Where a line holds the word "content", count it, then give only the total for the entries below.

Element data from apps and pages
***

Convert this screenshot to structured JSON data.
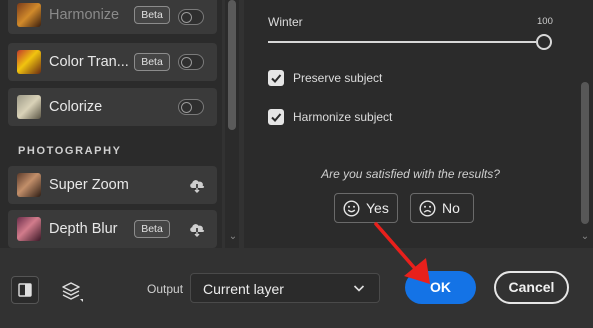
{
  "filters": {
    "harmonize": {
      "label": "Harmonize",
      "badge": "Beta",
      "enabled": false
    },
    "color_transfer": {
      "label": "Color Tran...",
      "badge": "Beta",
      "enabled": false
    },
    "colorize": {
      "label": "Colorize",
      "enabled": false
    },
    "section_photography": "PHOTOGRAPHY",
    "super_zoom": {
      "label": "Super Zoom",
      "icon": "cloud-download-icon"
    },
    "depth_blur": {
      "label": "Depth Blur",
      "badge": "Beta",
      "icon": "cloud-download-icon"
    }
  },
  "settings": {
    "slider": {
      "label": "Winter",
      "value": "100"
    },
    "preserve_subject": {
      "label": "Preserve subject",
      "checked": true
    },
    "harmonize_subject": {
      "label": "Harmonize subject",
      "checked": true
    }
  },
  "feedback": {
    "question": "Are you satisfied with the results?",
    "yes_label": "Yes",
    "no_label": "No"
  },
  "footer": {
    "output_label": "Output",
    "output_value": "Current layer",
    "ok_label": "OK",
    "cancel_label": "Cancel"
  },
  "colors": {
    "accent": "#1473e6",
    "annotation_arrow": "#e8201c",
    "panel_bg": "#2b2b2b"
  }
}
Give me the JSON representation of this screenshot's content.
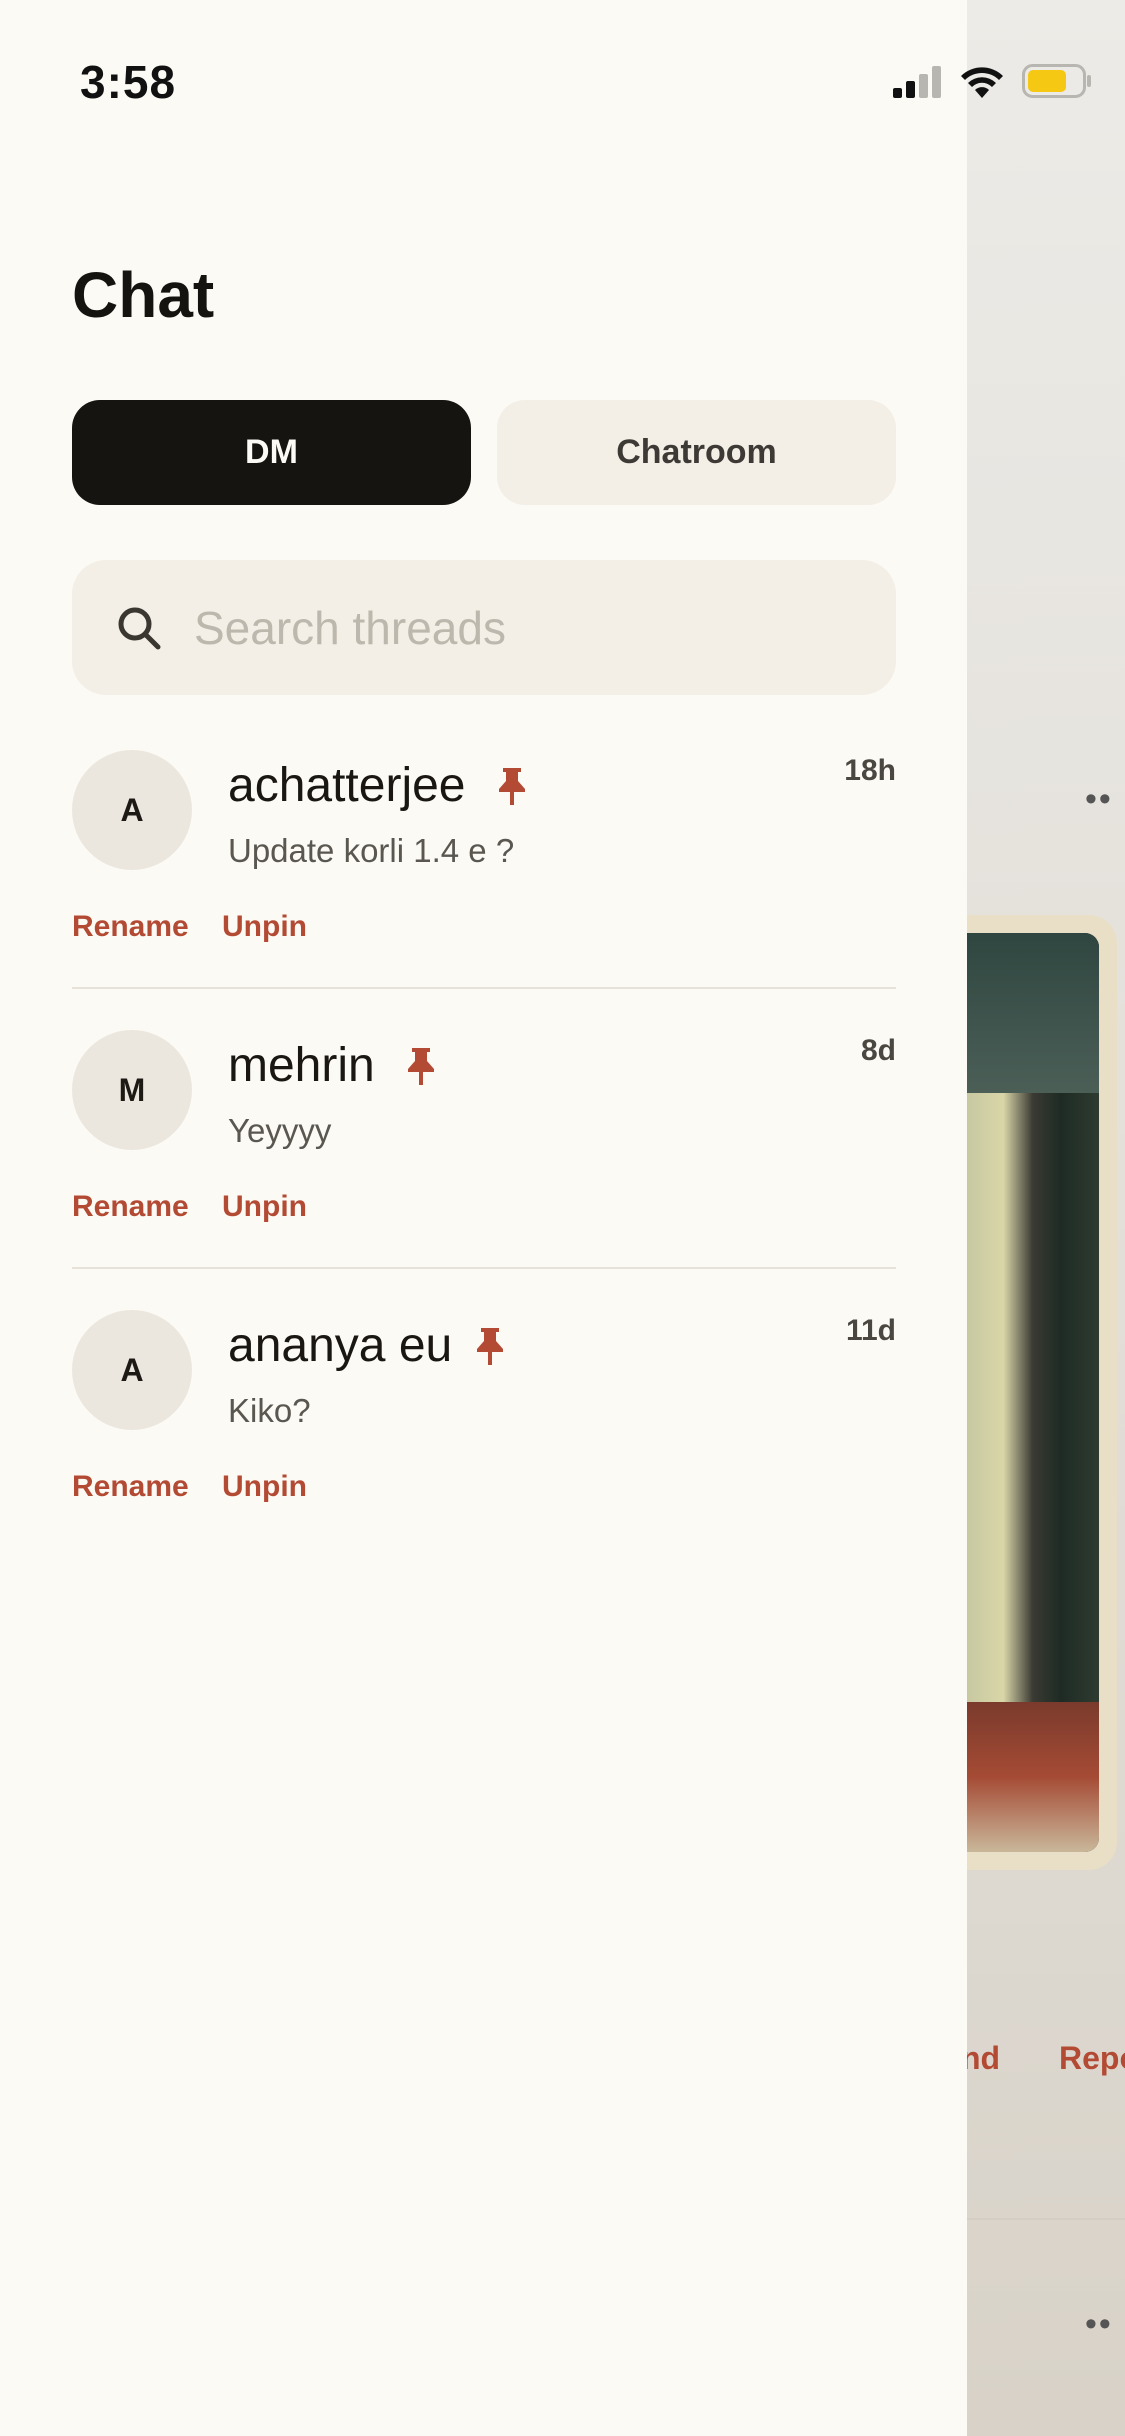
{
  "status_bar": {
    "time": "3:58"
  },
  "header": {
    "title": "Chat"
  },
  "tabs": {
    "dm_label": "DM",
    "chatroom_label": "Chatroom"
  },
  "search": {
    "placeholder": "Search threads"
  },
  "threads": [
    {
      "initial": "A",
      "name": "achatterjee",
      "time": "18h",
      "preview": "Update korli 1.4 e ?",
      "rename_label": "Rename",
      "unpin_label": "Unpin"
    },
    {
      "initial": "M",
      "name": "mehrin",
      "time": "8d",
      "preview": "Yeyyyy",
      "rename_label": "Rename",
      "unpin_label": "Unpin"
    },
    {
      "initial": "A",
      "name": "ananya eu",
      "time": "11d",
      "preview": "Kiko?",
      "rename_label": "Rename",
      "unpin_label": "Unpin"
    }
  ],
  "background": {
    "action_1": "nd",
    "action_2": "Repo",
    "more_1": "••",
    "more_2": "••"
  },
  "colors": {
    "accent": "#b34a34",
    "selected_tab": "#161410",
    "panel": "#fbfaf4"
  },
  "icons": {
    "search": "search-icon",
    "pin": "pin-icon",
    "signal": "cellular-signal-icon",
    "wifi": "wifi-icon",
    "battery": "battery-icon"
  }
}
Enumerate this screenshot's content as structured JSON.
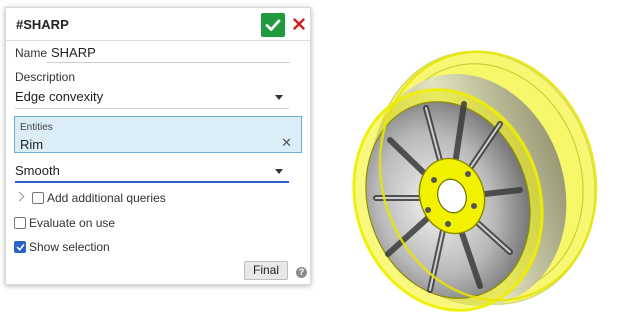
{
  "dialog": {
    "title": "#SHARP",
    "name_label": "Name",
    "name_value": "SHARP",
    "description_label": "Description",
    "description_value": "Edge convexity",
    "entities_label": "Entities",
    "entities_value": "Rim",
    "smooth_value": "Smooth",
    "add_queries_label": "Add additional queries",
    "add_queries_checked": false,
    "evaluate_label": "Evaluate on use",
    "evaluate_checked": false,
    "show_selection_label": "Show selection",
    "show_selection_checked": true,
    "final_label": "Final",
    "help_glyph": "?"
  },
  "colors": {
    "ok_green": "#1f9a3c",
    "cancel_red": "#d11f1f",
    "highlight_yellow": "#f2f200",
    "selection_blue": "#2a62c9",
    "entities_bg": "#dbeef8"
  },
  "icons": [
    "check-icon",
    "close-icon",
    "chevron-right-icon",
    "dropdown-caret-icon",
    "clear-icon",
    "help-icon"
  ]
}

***

- RESPONSE
2